**GIVEN ENTRIES**
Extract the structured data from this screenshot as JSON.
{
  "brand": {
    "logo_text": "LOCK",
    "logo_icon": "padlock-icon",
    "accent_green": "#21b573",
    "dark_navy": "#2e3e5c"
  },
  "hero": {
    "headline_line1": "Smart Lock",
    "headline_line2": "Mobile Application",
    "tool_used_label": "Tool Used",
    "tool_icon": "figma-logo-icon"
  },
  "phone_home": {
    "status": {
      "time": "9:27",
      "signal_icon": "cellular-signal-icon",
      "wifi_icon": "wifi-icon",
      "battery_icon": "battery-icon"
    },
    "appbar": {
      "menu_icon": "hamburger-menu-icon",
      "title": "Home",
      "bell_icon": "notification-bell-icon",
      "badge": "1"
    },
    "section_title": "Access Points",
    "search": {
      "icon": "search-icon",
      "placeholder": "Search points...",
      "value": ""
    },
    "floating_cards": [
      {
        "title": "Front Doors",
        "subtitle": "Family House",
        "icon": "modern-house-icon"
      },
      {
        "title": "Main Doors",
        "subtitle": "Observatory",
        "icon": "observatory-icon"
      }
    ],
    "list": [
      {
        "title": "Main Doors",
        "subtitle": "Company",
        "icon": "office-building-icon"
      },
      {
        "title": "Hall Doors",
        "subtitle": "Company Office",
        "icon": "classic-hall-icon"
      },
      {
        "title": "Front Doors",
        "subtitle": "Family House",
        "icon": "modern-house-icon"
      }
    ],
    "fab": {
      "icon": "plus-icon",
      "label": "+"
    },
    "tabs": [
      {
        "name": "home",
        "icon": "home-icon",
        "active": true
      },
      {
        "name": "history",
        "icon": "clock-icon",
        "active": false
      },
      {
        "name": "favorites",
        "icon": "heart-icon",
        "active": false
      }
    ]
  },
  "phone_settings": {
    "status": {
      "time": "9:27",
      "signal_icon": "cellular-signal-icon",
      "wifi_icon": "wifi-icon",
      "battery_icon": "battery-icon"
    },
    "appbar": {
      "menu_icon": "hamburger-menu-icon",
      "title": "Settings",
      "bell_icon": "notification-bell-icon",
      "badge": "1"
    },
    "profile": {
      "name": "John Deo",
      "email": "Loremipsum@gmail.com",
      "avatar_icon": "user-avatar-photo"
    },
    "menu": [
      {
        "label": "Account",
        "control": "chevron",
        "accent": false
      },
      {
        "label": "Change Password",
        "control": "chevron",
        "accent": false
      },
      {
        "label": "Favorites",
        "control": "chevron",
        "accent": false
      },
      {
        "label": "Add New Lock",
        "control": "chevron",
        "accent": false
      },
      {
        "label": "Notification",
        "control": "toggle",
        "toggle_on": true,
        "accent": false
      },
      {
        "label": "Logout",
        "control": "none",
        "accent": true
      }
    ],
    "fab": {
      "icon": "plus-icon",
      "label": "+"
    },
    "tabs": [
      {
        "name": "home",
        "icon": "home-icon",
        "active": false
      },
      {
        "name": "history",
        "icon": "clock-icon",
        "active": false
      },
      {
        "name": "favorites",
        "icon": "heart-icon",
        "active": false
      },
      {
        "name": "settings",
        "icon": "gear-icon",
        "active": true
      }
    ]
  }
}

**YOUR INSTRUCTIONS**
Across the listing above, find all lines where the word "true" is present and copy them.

**ANSWER TO THIS EXERCISE**
        "active": true
        "toggle_on": true,
        "accent": true
        "active": true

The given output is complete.